> **TASK DESCRIPTION**: Retype all the records with nothing changed.

(Element data from apps and pages)
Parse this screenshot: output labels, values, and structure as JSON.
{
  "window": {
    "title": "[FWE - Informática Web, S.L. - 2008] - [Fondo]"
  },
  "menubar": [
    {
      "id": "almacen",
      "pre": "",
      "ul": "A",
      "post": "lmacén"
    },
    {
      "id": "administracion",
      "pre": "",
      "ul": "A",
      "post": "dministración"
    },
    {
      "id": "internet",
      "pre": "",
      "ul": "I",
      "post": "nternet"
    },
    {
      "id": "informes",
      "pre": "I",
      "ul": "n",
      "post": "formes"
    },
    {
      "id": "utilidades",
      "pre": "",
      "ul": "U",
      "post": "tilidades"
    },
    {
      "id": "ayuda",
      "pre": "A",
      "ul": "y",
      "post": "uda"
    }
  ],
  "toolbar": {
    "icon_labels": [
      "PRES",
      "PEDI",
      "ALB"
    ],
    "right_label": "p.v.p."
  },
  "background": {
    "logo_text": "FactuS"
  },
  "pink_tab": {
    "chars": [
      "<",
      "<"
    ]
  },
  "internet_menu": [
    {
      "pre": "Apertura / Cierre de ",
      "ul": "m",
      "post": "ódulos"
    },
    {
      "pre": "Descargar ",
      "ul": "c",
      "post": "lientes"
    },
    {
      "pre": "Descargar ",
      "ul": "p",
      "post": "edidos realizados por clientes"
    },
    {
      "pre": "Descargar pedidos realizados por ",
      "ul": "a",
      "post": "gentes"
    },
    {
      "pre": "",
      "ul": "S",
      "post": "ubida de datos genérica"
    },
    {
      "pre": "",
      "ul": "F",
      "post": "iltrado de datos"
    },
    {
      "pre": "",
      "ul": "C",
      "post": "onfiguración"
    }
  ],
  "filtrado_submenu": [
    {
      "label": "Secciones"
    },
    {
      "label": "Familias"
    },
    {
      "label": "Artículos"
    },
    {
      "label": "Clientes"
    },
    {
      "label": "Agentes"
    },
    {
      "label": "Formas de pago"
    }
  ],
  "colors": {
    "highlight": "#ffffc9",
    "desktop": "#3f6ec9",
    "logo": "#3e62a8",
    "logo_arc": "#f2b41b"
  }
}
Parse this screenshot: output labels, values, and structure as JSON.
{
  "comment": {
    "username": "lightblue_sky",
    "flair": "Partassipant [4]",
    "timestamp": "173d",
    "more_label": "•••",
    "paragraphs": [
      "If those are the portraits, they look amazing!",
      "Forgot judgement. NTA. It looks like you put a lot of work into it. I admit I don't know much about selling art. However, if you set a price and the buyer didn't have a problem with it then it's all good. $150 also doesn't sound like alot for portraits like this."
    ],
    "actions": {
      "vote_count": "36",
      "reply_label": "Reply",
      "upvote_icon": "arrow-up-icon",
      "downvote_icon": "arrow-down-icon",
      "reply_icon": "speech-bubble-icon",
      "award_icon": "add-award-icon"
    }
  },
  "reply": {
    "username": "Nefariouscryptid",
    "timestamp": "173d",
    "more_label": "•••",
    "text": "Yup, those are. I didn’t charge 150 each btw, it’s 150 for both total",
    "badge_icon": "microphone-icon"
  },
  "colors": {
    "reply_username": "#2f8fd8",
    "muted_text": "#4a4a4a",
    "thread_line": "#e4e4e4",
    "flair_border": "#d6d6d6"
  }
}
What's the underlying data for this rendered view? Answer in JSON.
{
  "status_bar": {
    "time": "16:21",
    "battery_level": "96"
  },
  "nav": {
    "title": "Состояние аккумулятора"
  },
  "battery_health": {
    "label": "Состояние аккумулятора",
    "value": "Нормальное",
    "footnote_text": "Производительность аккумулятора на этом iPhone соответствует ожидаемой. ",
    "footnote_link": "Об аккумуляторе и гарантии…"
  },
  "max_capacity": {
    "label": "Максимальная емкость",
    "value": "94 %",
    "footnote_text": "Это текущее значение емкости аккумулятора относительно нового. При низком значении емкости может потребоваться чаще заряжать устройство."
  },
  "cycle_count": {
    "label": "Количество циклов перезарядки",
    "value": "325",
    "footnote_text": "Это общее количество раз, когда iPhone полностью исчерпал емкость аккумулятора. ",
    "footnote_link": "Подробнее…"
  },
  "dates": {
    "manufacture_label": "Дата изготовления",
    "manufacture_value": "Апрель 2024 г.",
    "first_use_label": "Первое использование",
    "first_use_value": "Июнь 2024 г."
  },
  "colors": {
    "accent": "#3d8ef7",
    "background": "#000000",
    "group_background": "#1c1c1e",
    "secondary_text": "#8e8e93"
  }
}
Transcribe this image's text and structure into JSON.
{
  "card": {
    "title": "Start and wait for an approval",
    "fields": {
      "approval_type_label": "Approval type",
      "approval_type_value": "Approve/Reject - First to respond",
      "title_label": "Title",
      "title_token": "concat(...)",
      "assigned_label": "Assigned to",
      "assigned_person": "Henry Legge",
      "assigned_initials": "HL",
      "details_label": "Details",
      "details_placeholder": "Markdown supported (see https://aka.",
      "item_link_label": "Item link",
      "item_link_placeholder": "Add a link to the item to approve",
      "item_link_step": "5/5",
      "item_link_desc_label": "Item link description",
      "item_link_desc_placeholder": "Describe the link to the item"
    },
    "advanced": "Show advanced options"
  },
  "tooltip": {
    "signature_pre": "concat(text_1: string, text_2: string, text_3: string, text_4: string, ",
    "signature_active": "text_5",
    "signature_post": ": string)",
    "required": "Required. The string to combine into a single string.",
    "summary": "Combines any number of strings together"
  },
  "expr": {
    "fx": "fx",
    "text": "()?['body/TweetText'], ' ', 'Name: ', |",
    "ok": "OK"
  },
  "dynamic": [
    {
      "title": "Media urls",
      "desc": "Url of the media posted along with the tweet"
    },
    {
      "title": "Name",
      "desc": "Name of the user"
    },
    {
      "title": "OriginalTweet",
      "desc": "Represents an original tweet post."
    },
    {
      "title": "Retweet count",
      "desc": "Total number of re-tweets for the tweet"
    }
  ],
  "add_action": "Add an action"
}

> **RESPONSE BOX**:
Parse this screenshot: output labels, values, and structure as JSON.
{
  "window": {
    "title": "[FWE - Informática Web, S.L. - 2008] - [Fondo]"
  },
  "menubar": [
    {
      "id": "almacen",
      "pre": "",
      "ul": "A",
      "post": "lmacén"
    },
    {
      "id": "administracion",
      "pre": "",
      "ul": "A",
      "post": "dministración"
    },
    {
      "id": "internet",
      "pre": "",
      "ul": "I",
      "post": "nternet"
    },
    {
      "id": "informes",
      "pre": "I",
      "ul": "n",
      "post": "formes"
    },
    {
      "id": "utilidades",
      "pre": "",
      "ul": "U",
      "post": "tilidades"
    },
    {
      "id": "ayuda",
      "pre": "A",
      "ul": "y",
      "post": "uda"
    }
  ],
  "toolbar": {
    "icon_labels": [
      "PRES",
      "PEDI",
      "ALB"
    ],
    "right_label": "p.v.p."
  },
  "background": {
    "logo_text": "FactuS"
  },
  "pink_tab": {
    "chars": [
      "<",
      "<"
    ]
  },
  "internet_menu": [
    {
      "pre": "Apertura / Cierre de ",
      "ul": "m",
      "post": "ódulos"
    },
    {
      "pre": "Descargar ",
      "ul": "c",
      "post": "lientes"
    },
    {
      "pre": "Descargar ",
      "ul": "p",
      "post": "edidos realizados por clientes"
    },
    {
      "pre": "Descargar pedidos realizados por ",
      "ul": "a",
      "post": "gentes"
    },
    {
      "pre": "",
      "ul": "S",
      "post": "ubida de datos genérica"
    },
    {
      "pre": "",
      "ul": "F",
      "post": "iltrado de datos"
    },
    {
      "pre": "",
      "ul": "C",
      "post": "onfiguración"
    }
  ],
  "filtrado_submenu": [
    {
      "label": "Secciones"
    },
    {
      "label": "Familias"
    },
    {
      "label": "Artículos"
    },
    {
      "label": "Clientes"
    },
    {
      "label": "Agentes"
    },
    {
      "label": "Formas de pago"
    }
  ],
  "colors": {
    "highlight": "#ffffc9",
    "desktop": "#3f6ec9",
    "logo": "#3e62a8",
    "logo_arc": "#f2b41b"
  }
}
Parse this screenshot: output labels, values, and structure as JSON.
{
  "comment": {
    "username": "lightblue_sky",
    "flair": "Partassipant [4]",
    "timestamp": "173d",
    "more_label": "•••",
    "paragraphs": [
      "If those are the portraits, they look amazing!",
      "Forgot judgement. NTA. It looks like you put a lot of work into it. I admit I don't know much about selling art. However, if you set a price and the buyer didn't have a problem with it then it's all good. $150 also doesn't sound like alot for portraits like this."
    ],
    "actions": {
      "vote_count": "36",
      "reply_label": "Reply",
      "upvote_icon": "arrow-up-icon",
      "downvote_icon": "arrow-down-icon",
      "reply_icon": "speech-bubble-icon",
      "award_icon": "add-award-icon"
    }
  },
  "reply": {
    "username": "Nefariouscryptid",
    "timestamp": "173d",
    "more_label": "•••",
    "text": "Yup, those are. I didn’t charge 150 each btw, it’s 150 for both total",
    "badge_icon": "microphone-icon"
  },
  "colors": {
    "reply_username": "#2f8fd8",
    "muted_text": "#4a4a4a",
    "thread_line": "#e4e4e4",
    "flair_border": "#d6d6d6"
  }
}
What's the underlying data for this rendered view? Answer in JSON.
{
  "status_bar": {
    "time": "16:21",
    "battery_level": "96"
  },
  "nav": {
    "title": "Состояние аккумулятора"
  },
  "battery_health": {
    "label": "Состояние аккумулятора",
    "value": "Нормальное",
    "footnote_text": "Производительность аккумулятора на этом iPhone соответствует ожидаемой. ",
    "footnote_link": "Об аккумуляторе и гарантии…"
  },
  "max_capacity": {
    "label": "Максимальная емкость",
    "value": "94 %",
    "footnote_text": "Это текущее значение емкости аккумулятора относительно нового. При низком значении емкости может потребоваться чаще заряжать устройство."
  },
  "cycle_count": {
    "label": "Количество циклов перезарядки",
    "value": "325",
    "footnote_text": "Это общее количество раз, когда iPhone полностью исчерпал емкость аккумулятора. ",
    "footnote_link": "Подробнее…"
  },
  "dates": {
    "manufacture_label": "Дата изготовления",
    "manufacture_value": "Апрель 2024 г.",
    "first_use_label": "Первое использование",
    "first_use_value": "Июнь 2024 г."
  },
  "colors": {
    "accent": "#3d8ef7",
    "background": "#000000",
    "group_background": "#1c1c1e",
    "secondary_text": "#8e8e93"
  }
}
Transcribe this image's text and structure into JSON.
{
  "card": {
    "title": "Start and wait for an approval",
    "fields": {
      "approval_type_label": "Approval type",
      "approval_type_value": "Approve/Reject - First to respond",
      "title_label": "Title",
      "title_token": "concat(...)",
      "assigned_label": "Assigned to",
      "assigned_person": "Henry Legge",
      "assigned_initials": "HL",
      "details_label": "Details",
      "details_placeholder": "Markdown supported (see https://aka.",
      "item_link_label": "Item link",
      "item_link_placeholder": "Add a link to the item to approve",
      "item_link_step": "5/5",
      "item_link_desc_label": "Item link description",
      "item_link_desc_placeholder": "Describe the link to the item"
    },
    "advanced": "Show advanced options"
  },
  "tooltip": {
    "signature_pre": "concat(text_1: string, text_2: string, text_3: string, text_4: string, ",
    "signature_active": "text_5",
    "signature_post": ": string)",
    "required": "Required. The string to combine into a single string.",
    "summary": "Combines any number of strings together"
  },
  "expr": {
    "fx": "fx",
    "text": "()?['body/TweetText'], ' ', 'Name: ', |",
    "ok": "OK"
  },
  "dynamic": [
    {
      "title": "Media urls",
      "desc": "Url of the media posted along with the tweet"
    },
    {
      "title": "Name",
      "desc": "Name of the user"
    },
    {
      "title": "OriginalTweet",
      "desc": "Represents an original tweet post."
    },
    {
      "title": "Retweet count",
      "desc": "Total number of re-tweets for the tweet"
    }
  ],
  "add_action": "Add an action"
}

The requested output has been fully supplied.